My grandmother, Sophie Shinewald, died last month at 106. Her seemingly ordinary life was, in fact, extraordinary, and it stands as a model for us all.
My granny spent nearly her entire life within a few miles of her birthplace on Selkirk Avenue in Winnipeg. Her earliest memories were of walking home from the hospital with her mother, who carried her newborn sister in her arms. They were on foot because the 1919 General Strike halted streetcar service.
Sophie adored her father, an opera-loving tailor, whose legacy she carried on. She herself became a stupendous seamstress, sewing for wealthy women to make extra money. Decades later, at the age of 97, she made her only trip to New York, where she lived her dream of seeing the Metropolitan Opera perform Carmen.
Sophie married Hy, the boy next door, 85 years ago. They had two kids and two boarders, cramming the six of them into three small bedrooms. Both boarders became family (though one was already a cousin) and both attended her funeral.
My granny’s home was our extended family’s headquarters, the place where there was always soup on the stove and prakes (cabbage rolls) in the oven. You are what you eat, and Sophie Shinewald cooked and ate modestly and wholesomely.
Sophie and Hy worked hard, so hard that Hy’s health failed, but they owned their own home and, in 1958, visited their daughter, Jackie, in California, travelling there and back by bus. “It was a great holiday!” she wrote years later in her self-published autobiography.
My granny had a boundless energy, an insatiable curiosity and a small sense of adventure.
In the 1960s, they managed to visit family in England. Once there, they took a side trip to France, where they ascended the Eiffel Tower and had lunch. In the single greatest extravagance of his life, Hy ordered a bottle of wine, while Sophie looked out at the city. This was more than the little girl from the North End ever imagined, and she choked up every time she told the story.
A lifelong volunteer, my granny was still taking shifts at the Gwen Secter Centre at 103. For her efforts, she became the oldest person ever to win the Queen’s Diamond Jubilee Medal, but never once pinned it to her chest.
Sophie loved her two kids, six grandchildren and 15 great-grandchildren.

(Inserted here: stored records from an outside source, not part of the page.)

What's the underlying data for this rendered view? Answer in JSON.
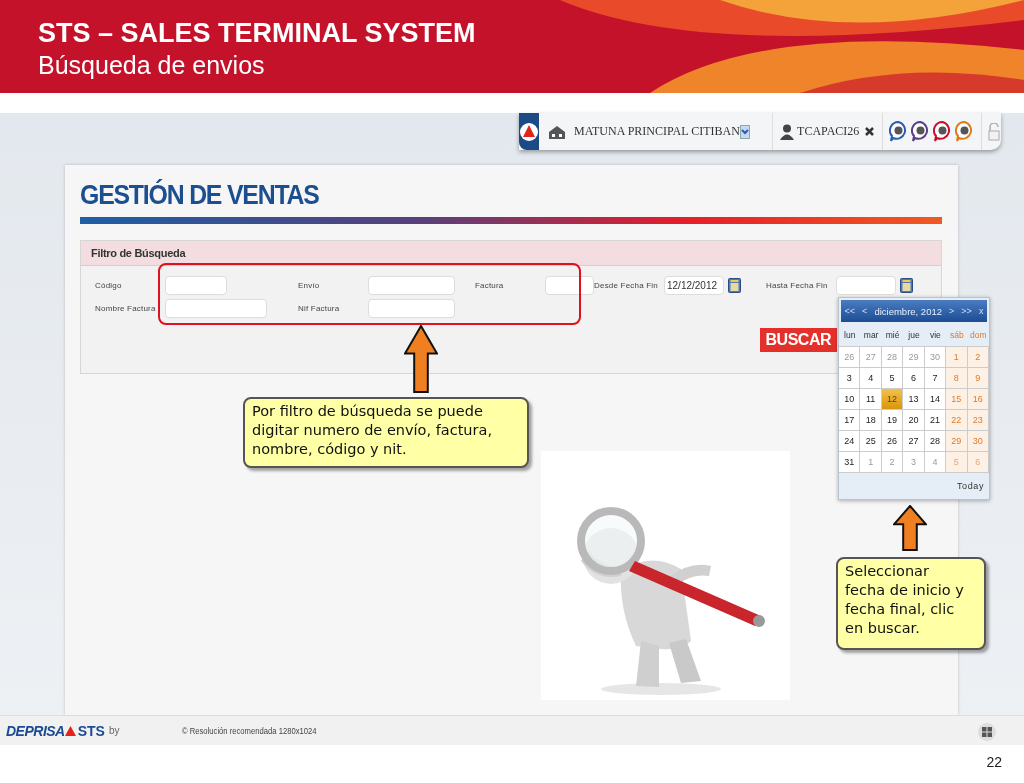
{
  "slide": {
    "title": "STS – SALES TERMINAL SYSTEM",
    "subtitle": "Búsqueda de envios",
    "page_number": "22"
  },
  "toolbar": {
    "branch": "MATUNA PRINCIPAL CITIBAN",
    "user": "TCAPACI26"
  },
  "app": {
    "heading": "GESTIÓN DE VENTAS",
    "filter_title": "Filtro de Búsqueda",
    "rows": [
      [
        {
          "label": "Código",
          "kind": "text"
        },
        {
          "label": "Envío",
          "kind": "text"
        },
        {
          "label": "Factura",
          "kind": "text"
        },
        {
          "label": "Desde Fecha Fin",
          "kind": "date",
          "value": "12/12/2012"
        },
        {
          "label": "Hasta Fecha Fin",
          "kind": "date"
        }
      ],
      [
        {
          "label": "Nombre Factura",
          "kind": "wide"
        },
        {
          "label": "Nif Factura",
          "kind": "text"
        }
      ]
    ],
    "search_button": "BUSCAR"
  },
  "calendar": {
    "nav": [
      {
        "text": "<<",
        "kind": "nav"
      },
      {
        "text": "<",
        "kind": "nav"
      },
      {
        "text": "diciembre, 2012",
        "kind": "title"
      },
      {
        "text": ">",
        "kind": "nav"
      },
      {
        "text": ">>",
        "kind": "nav"
      },
      {
        "text": "x",
        "kind": "close"
      }
    ],
    "weekdays": [
      {
        "text": "lun",
        "weekend": false
      },
      {
        "text": "mar",
        "weekend": false
      },
      {
        "text": "mié",
        "weekend": false
      },
      {
        "text": "jue",
        "weekend": false
      },
      {
        "text": "vie",
        "weekend": false
      },
      {
        "text": "sáb",
        "weekend": true
      },
      {
        "text": "dom",
        "weekend": true
      }
    ],
    "weeks": [
      [
        {
          "day": "26",
          "muted": true,
          "selected": false
        },
        {
          "day": "27",
          "muted": true,
          "selected": false
        },
        {
          "day": "28",
          "muted": true,
          "selected": false
        },
        {
          "day": "29",
          "muted": true,
          "selected": false
        },
        {
          "day": "30",
          "muted": true,
          "selected": false
        },
        {
          "day": "1",
          "muted": false,
          "selected": false
        },
        {
          "day": "2",
          "muted": false,
          "selected": false
        }
      ],
      [
        {
          "day": "3",
          "muted": false,
          "selected": false
        },
        {
          "day": "4",
          "muted": false,
          "selected": false
        },
        {
          "day": "5",
          "muted": false,
          "selected": false
        },
        {
          "day": "6",
          "muted": false,
          "selected": false
        },
        {
          "day": "7",
          "muted": false,
          "selected": false
        },
        {
          "day": "8",
          "muted": false,
          "selected": false
        },
        {
          "day": "9",
          "muted": false,
          "selected": false
        }
      ],
      [
        {
          "day": "10",
          "muted": false,
          "selected": false
        },
        {
          "day": "11",
          "muted": false,
          "selected": false
        },
        {
          "day": "12",
          "muted": false,
          "selected": true
        },
        {
          "day": "13",
          "muted": false,
          "selected": false
        },
        {
          "day": "14",
          "muted": false,
          "selected": false
        },
        {
          "day": "15",
          "muted": false,
          "selected": false
        },
        {
          "day": "16",
          "muted": false,
          "selected": false
        }
      ],
      [
        {
          "day": "17",
          "muted": false,
          "selected": false
        },
        {
          "day": "18",
          "muted": false,
          "selected": false
        },
        {
          "day": "19",
          "muted": false,
          "selected": false
        },
        {
          "day": "20",
          "muted": false,
          "selected": false
        },
        {
          "day": "21",
          "muted": false,
          "selected": false
        },
        {
          "day": "22",
          "muted": false,
          "selected": false
        },
        {
          "day": "23",
          "muted": false,
          "selected": false
        }
      ],
      [
        {
          "day": "24",
          "muted": false,
          "selected": false
        },
        {
          "day": "25",
          "muted": false,
          "selected": false
        },
        {
          "day": "26",
          "muted": false,
          "selected": false
        },
        {
          "day": "27",
          "muted": false,
          "selected": false
        },
        {
          "day": "28",
          "muted": false,
          "selected": false
        },
        {
          "day": "29",
          "muted": false,
          "selected": false
        },
        {
          "day": "30",
          "muted": false,
          "selected": false
        }
      ],
      [
        {
          "day": "31",
          "muted": false,
          "selected": false
        },
        {
          "day": "1",
          "muted": true,
          "selected": false
        },
        {
          "day": "2",
          "muted": true,
          "selected": false
        },
        {
          "day": "3",
          "muted": true,
          "selected": false
        },
        {
          "day": "4",
          "muted": true,
          "selected": false
        },
        {
          "day": "5",
          "muted": true,
          "selected": false
        },
        {
          "day": "6",
          "muted": true,
          "selected": false
        }
      ]
    ],
    "today": "Today"
  },
  "callouts": [
    "Por filtro de búsqueda se puede digitar numero de envío, factura, nombre, código y nit.",
    "Seleccionar fecha de inicio y fecha final, clic en buscar."
  ],
  "footer": {
    "logo_brand": "DEPRISA",
    "logo_product": "STS",
    "logo_by": "by",
    "note": "© Resolución recomendada 1280x1024"
  }
}
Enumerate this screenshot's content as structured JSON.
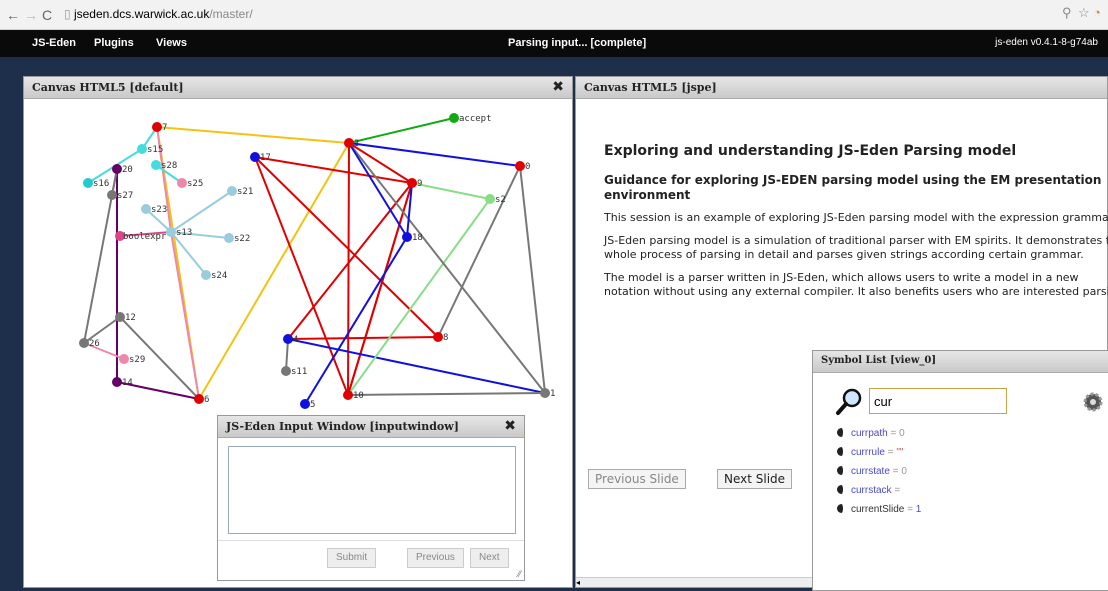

She even completed a bar/bat mitzvah hat trick when she travelled to Calgary at the age of 100. Each time she saw her great-grandchildren, there was always a little gift or a bit of spending money for them. When we last saw her in August, a book of word puzzles was waiting.
My granny had a boundless energy, an insatiable curiosity and a small sense of adventure. After retiring from teaching, she took seniors courses at university, surfed the Internet ferociously and explored her city, first in her 1966 Plymouth Valiant, and then by bus. She played Brokeback Mountain for her geriatric movie group, beat a burglar out of her home with her handbag and walked herself to the ER while having a heart attack – because taxis were for rich people.
My granny was proudly Jewish, but not religious. However, once she moved across from Congregation Etz Chayim, the shul found a reliable volunteer whenever it was short for a minyan. And then there was Israel, where she travelled twice in her late 70s, to tour and volunteer. I was there then and have never seen my granny so happy, so proud or so fulfilled. For her, both Israel itself and her ability to visit it, were wonders.
Sophie Shinewald’s life was paradoxical. She never had much, but she had everything. Our culture is obsessed with money, status and image. My granny had none of those things. She didn’t understand them, and didn’t care. But she had what mattered – what ultimately matters to us all – and so she was happy – deeply, deeply happy, for 106 fantastic years. That is her dying lesson to us all.